A wedding took place last week. The bride and groom weren’t members of Klal Yisrael, so it wasn’t a Jewish wedding. And yet, at least in a way, it was.
It took place in a Muslim country that I won’t identify; the authorities there do not look favorably on Jews or on citizens who communicate with Jews, like the groom and his mother, who long ago decided that the Jewish mesorah is true. Long ago, she abandoned the Christianity into which she was born, and has tried mightily, and with some success, to convince her husband, a Hindu, to forsake the idols and rites of his own upbringing and join her in her acceptance of Torah. Talk about a complicated family dynamic.
“Tehilla,” as I’ll call her, has not converted to Judaism. She and her two adult sons are “Bnei Noach,” non-Jews who have accepted the Torah’s truth and who cherish Klal Yisrael.
There are similar non-Jews in Australia, Asia, Europe and here in the United States (a good number of them, for some reason, in the south). Many confront formidable societal obstacles, although Tehilla, considering where she lives, likely faces more than most.
“Tehilla” is an appropriate alias for someone so filled with praise for the Jewish people. Her studies of Judaism over years and her electronic interaction with various rabbis around the world have endeared the Jewish people and the Jewish religion to her – and her to her mentors. Jews, to be sure, are enjoined from proselytizing to non-Jews, but Tehilla is self-motivated (an understatement); those, like me, who have corresponded with her are simply answering her queries – and are often inspired by her observations.
Tehilla’s empathy for Klal Yisrael, especially in Eretz Yisrael, is deep. And it is accompanied by a clarity of vision that eludes so many, and so much of the media. “With all the sufferings [the world has] inflicted on you all,” she once wrote, “I still cannot fathom how magnanimous you all are in being a light to all nations.”
“After meeting your people [by e-mail],” she once wrote, “I cannot understand how such a warm, compassionate and humane people can be so persecuted and so misunderstood.”
And, from other communications:
“G-d will never allow you to fall, in the merit of your patriarchs and prophets… soon G-d is going to say ‘enough’ to your tears…
“All I can pray is when Hashem decides it’s time for all your sufferings to be over, He will show us Gentiles the compassion we failed to show you all.
And she looks forward to Moshiach’s arrival with eagerness: “The greatest blessing for believing Gentiles like us is to be able to live where we can study … without fear and acknowledge Hashem as the supreme G-d and you all as His chosen.
Tehilla has always worried about how her sons, who share her dedication to truth, will find wives who will likewise eschew their religious upbringings and accept emes. She was overjoyed when her older son found precisely such a young woman. Their marriage is the one that recently took place.
Tehilla was pained by the possibility that the bride’s family, Hindus, would insist on a ceremony that might include idolatrous rituals.
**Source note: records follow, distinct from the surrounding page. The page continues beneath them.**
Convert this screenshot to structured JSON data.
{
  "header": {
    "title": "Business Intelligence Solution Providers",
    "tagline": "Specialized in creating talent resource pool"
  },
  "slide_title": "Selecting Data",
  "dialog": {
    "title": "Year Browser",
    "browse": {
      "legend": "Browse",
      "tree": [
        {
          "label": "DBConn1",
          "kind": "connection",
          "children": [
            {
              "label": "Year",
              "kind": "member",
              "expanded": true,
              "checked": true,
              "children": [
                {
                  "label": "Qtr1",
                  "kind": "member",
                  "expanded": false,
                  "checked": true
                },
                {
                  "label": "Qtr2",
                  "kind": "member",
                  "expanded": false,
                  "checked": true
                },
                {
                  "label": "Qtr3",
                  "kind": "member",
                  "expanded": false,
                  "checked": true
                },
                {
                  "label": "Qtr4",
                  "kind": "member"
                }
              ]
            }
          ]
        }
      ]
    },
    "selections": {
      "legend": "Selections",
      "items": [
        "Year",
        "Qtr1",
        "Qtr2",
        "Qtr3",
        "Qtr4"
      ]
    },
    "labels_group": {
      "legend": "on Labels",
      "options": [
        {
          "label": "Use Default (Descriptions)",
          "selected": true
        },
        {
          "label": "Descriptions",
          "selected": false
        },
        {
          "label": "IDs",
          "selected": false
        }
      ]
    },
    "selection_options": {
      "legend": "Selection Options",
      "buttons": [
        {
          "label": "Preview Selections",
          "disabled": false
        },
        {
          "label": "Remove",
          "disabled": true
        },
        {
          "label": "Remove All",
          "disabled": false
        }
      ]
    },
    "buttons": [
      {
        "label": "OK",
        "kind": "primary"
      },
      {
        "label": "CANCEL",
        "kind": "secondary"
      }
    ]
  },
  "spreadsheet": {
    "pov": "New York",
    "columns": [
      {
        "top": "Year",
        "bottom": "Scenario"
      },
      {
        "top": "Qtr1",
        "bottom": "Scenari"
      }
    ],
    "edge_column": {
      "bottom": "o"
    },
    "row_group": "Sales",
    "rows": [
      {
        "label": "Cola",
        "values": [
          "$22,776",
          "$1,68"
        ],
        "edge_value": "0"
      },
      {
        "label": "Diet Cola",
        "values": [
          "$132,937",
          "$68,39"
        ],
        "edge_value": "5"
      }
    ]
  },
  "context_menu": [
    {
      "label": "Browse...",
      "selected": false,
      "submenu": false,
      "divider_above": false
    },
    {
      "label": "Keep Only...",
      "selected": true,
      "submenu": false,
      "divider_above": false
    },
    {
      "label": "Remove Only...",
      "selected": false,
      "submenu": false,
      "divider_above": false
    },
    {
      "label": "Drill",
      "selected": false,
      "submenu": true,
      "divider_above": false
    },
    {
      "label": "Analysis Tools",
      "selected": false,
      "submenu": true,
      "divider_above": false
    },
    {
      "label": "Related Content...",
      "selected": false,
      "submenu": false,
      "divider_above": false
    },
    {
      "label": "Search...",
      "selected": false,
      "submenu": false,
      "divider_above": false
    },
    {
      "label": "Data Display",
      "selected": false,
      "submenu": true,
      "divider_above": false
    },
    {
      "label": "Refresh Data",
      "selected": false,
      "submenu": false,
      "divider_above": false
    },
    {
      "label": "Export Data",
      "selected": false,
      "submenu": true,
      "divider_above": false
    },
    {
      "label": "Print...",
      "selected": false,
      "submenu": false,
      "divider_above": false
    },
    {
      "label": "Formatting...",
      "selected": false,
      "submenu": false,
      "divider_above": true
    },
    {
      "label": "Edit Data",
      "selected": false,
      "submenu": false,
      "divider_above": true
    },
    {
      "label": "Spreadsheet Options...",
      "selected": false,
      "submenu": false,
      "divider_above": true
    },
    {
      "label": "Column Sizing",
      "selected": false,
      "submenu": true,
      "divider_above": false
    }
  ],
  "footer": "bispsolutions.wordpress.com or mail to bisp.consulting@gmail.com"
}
In the end, the young couple’s insistence on only a civil ceremony and one presided over by an Orthodox rabbi in another country, carried the day – with the full support of Tehilla’s husband, and reluctant acceptance by the bride’s parents. (And you thought your chasunos had challenges!
Tehilla is overwhelmed with gratitude toward her distant Jewish friends, whose tefillos on her behalf she credits with her good fortune. Of course, those Jewish friends credit her fortitude and perseverance in a religiously hostile environment
It’s an image worth conjuring, and pondering. A family without any natural connection to Jews or Judaism that has embraced both. A wedding of two non-Jews who believe that Moshe emes v’Torahso emes, and who will raise their family accordingly. A Bas Noach mother and traditional Hindu father looking on proudly.
I don’t know how many others there are in the wide world who have thought deeply about life and history and come to the same conclusion as Tehilla and her sons have. But it’s intriguing to imagine that there may be many who are entirely “off the radar.” And heartening to imagine that one day, their lives will come more publicly into view. And then go, as they say, viral.
Our hope for precisely that, after all, is what we express three times a day in the second paragraph of Aleinu.